Not every dimension that was assessed turned up such divergence. For example, nearly everyone agreed that they were held accountable for the quality of their work; and by overwhelming majorities throughout the company, respondents agreed that if they observed noncompliant activities they felt comfortable calling it to someone's attention. But in many areas there were wide divergences and in others—like whether the company's people had the skills to do a high quality job—there was low favorability almost across the board. It also emerged that the company was perceived by employees as focusing on short-term fixes in quality issues, and that personal development, teamwork, rewards, and recognition were inadequate for promoting a quality culture. Instead of a single, unified environment, the company had many disparate cultures.
Transforming organizations to obtain and sustain a quality culture begins with a comprehensive evaluation of the various organizational, procedural, staffing, and other parameters that impact quality within the organization. In other words, all of the activities, attitudes, and interactions that together constitute culture must be considered, including elements such as:
On the basis of this assessment, it is then possible to characterize the organization's quality culture, or more likely, cultures, as the basis for undertaking transformation.
From the assessment there should emerge clear recommendations for improvement, including quick wins, and goals for the short-, medium-, and long-terms. Because organizations differ, the particulars of these recommendations for transforming any given culture will vary. But there are some constants in the execution of such recommendations. A centralized project management framework should be put in place to help guide the planning and successful implementation of the recommendations.
To help drive and sustain changes, a compelling quality culture message must be developed—in effect, internally branding the effort.

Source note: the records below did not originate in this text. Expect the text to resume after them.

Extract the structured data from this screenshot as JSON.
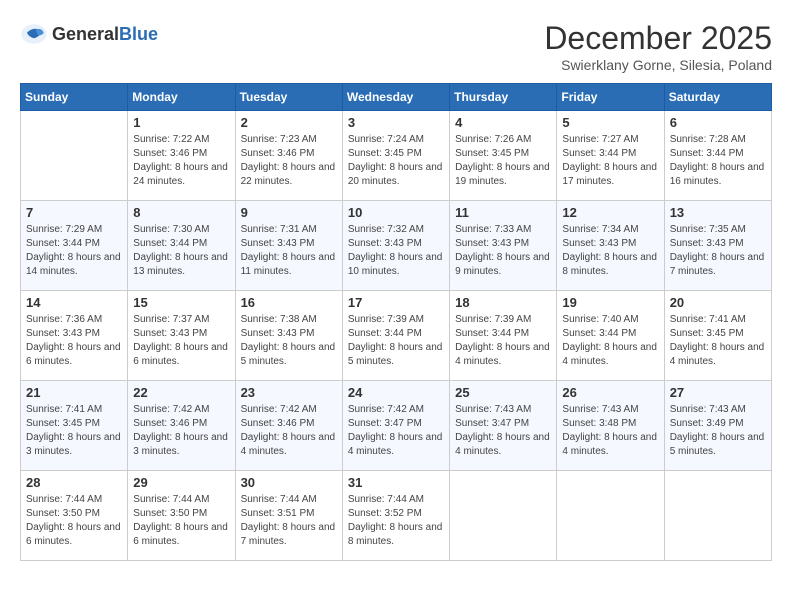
{
  "header": {
    "logo_general": "General",
    "logo_blue": "Blue",
    "month_title": "December 2025",
    "location": "Swierklany Gorne, Silesia, Poland"
  },
  "days_of_week": [
    "Sunday",
    "Monday",
    "Tuesday",
    "Wednesday",
    "Thursday",
    "Friday",
    "Saturday"
  ],
  "weeks": [
    [
      {
        "day": "",
        "sunrise": "",
        "sunset": "",
        "daylight": ""
      },
      {
        "day": "1",
        "sunrise": "Sunrise: 7:22 AM",
        "sunset": "Sunset: 3:46 PM",
        "daylight": "Daylight: 8 hours and 24 minutes."
      },
      {
        "day": "2",
        "sunrise": "Sunrise: 7:23 AM",
        "sunset": "Sunset: 3:46 PM",
        "daylight": "Daylight: 8 hours and 22 minutes."
      },
      {
        "day": "3",
        "sunrise": "Sunrise: 7:24 AM",
        "sunset": "Sunset: 3:45 PM",
        "daylight": "Daylight: 8 hours and 20 minutes."
      },
      {
        "day": "4",
        "sunrise": "Sunrise: 7:26 AM",
        "sunset": "Sunset: 3:45 PM",
        "daylight": "Daylight: 8 hours and 19 minutes."
      },
      {
        "day": "5",
        "sunrise": "Sunrise: 7:27 AM",
        "sunset": "Sunset: 3:44 PM",
        "daylight": "Daylight: 8 hours and 17 minutes."
      },
      {
        "day": "6",
        "sunrise": "Sunrise: 7:28 AM",
        "sunset": "Sunset: 3:44 PM",
        "daylight": "Daylight: 8 hours and 16 minutes."
      }
    ],
    [
      {
        "day": "7",
        "sunrise": "Sunrise: 7:29 AM",
        "sunset": "Sunset: 3:44 PM",
        "daylight": "Daylight: 8 hours and 14 minutes."
      },
      {
        "day": "8",
        "sunrise": "Sunrise: 7:30 AM",
        "sunset": "Sunset: 3:44 PM",
        "daylight": "Daylight: 8 hours and 13 minutes."
      },
      {
        "day": "9",
        "sunrise": "Sunrise: 7:31 AM",
        "sunset": "Sunset: 3:43 PM",
        "daylight": "Daylight: 8 hours and 11 minutes."
      },
      {
        "day": "10",
        "sunrise": "Sunrise: 7:32 AM",
        "sunset": "Sunset: 3:43 PM",
        "daylight": "Daylight: 8 hours and 10 minutes."
      },
      {
        "day": "11",
        "sunrise": "Sunrise: 7:33 AM",
        "sunset": "Sunset: 3:43 PM",
        "daylight": "Daylight: 8 hours and 9 minutes."
      },
      {
        "day": "12",
        "sunrise": "Sunrise: 7:34 AM",
        "sunset": "Sunset: 3:43 PM",
        "daylight": "Daylight: 8 hours and 8 minutes."
      },
      {
        "day": "13",
        "sunrise": "Sunrise: 7:35 AM",
        "sunset": "Sunset: 3:43 PM",
        "daylight": "Daylight: 8 hours and 7 minutes."
      }
    ],
    [
      {
        "day": "14",
        "sunrise": "Sunrise: 7:36 AM",
        "sunset": "Sunset: 3:43 PM",
        "daylight": "Daylight: 8 hours and 6 minutes."
      },
      {
        "day": "15",
        "sunrise": "Sunrise: 7:37 AM",
        "sunset": "Sunset: 3:43 PM",
        "daylight": "Daylight: 8 hours and 6 minutes."
      },
      {
        "day": "16",
        "sunrise": "Sunrise: 7:38 AM",
        "sunset": "Sunset: 3:43 PM",
        "daylight": "Daylight: 8 hours and 5 minutes."
      },
      {
        "day": "17",
        "sunrise": "Sunrise: 7:39 AM",
        "sunset": "Sunset: 3:44 PM",
        "daylight": "Daylight: 8 hours and 5 minutes."
      },
      {
        "day": "18",
        "sunrise": "Sunrise: 7:39 AM",
        "sunset": "Sunset: 3:44 PM",
        "daylight": "Daylight: 8 hours and 4 minutes."
      },
      {
        "day": "19",
        "sunrise": "Sunrise: 7:40 AM",
        "sunset": "Sunset: 3:44 PM",
        "daylight": "Daylight: 8 hours and 4 minutes."
      },
      {
        "day": "20",
        "sunrise": "Sunrise: 7:41 AM",
        "sunset": "Sunset: 3:45 PM",
        "daylight": "Daylight: 8 hours and 4 minutes."
      }
    ],
    [
      {
        "day": "21",
        "sunrise": "Sunrise: 7:41 AM",
        "sunset": "Sunset: 3:45 PM",
        "daylight": "Daylight: 8 hours and 3 minutes."
      },
      {
        "day": "22",
        "sunrise": "Sunrise: 7:42 AM",
        "sunset": "Sunset: 3:46 PM",
        "daylight": "Daylight: 8 hours and 3 minutes."
      },
      {
        "day": "23",
        "sunrise": "Sunrise: 7:42 AM",
        "sunset": "Sunset: 3:46 PM",
        "daylight": "Daylight: 8 hours and 4 minutes."
      },
      {
        "day": "24",
        "sunrise": "Sunrise: 7:42 AM",
        "sunset": "Sunset: 3:47 PM",
        "daylight": "Daylight: 8 hours and 4 minutes."
      },
      {
        "day": "25",
        "sunrise": "Sunrise: 7:43 AM",
        "sunset": "Sunset: 3:47 PM",
        "daylight": "Daylight: 8 hours and 4 minutes."
      },
      {
        "day": "26",
        "sunrise": "Sunrise: 7:43 AM",
        "sunset": "Sunset: 3:48 PM",
        "daylight": "Daylight: 8 hours and 4 minutes."
      },
      {
        "day": "27",
        "sunrise": "Sunrise: 7:43 AM",
        "sunset": "Sunset: 3:49 PM",
        "daylight": "Daylight: 8 hours and 5 minutes."
      }
    ],
    [
      {
        "day": "28",
        "sunrise": "Sunrise: 7:44 AM",
        "sunset": "Sunset: 3:50 PM",
        "daylight": "Daylight: 8 hours and 6 minutes."
      },
      {
        "day": "29",
        "sunrise": "Sunrise: 7:44 AM",
        "sunset": "Sunset: 3:50 PM",
        "daylight": "Daylight: 8 hours and 6 minutes."
      },
      {
        "day": "30",
        "sunrise": "Sunrise: 7:44 AM",
        "sunset": "Sunset: 3:51 PM",
        "daylight": "Daylight: 8 hours and 7 minutes."
      },
      {
        "day": "31",
        "sunrise": "Sunrise: 7:44 AM",
        "sunset": "Sunset: 3:52 PM",
        "daylight": "Daylight: 8 hours and 8 minutes."
      },
      {
        "day": "",
        "sunrise": "",
        "sunset": "",
        "daylight": ""
      },
      {
        "day": "",
        "sunrise": "",
        "sunset": "",
        "daylight": ""
      },
      {
        "day": "",
        "sunrise": "",
        "sunset": "",
        "daylight": ""
      }
    ]
  ]
}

The message must be clear, relevant, understood by all, and designed to provide a point around which every employee can rally, motivating them to contribute to the effort. Best practices in human resources, organizational development, and leadership should be followed in order to maximize employee engagement, assure effective rewards and recognition, provide timely communication of progress, and institutionalize accomplishments. Finally, appropriate operational-excellence tools should be used to further help assure successful implementation and sustainability of these efforts—as well as to provide the metrics needed to monitor and report progress along the way.
Figure 1: Key elements in establishing a sustainable quality culture. (FIGURE COURTESY OF AUTHORS)
What should the resulting high performing, sustainable quality culture look like? Again, the particulars may vary from company to company, but such cultures should share the following characteristics (see Figure 1):
The journey from quality culture assessment to transformation to sustainability need not take long or consume massive resources. But it does require the recognition that achieving quality and compliance is not a matter of a discrete, isolated process but of the larger environment in which it takes place.
Ian Uydess, PhD, and Chet Meyers, PhD, are managing consultants at Tunnell Consulting, firstname.lastname@example.org and email@example.com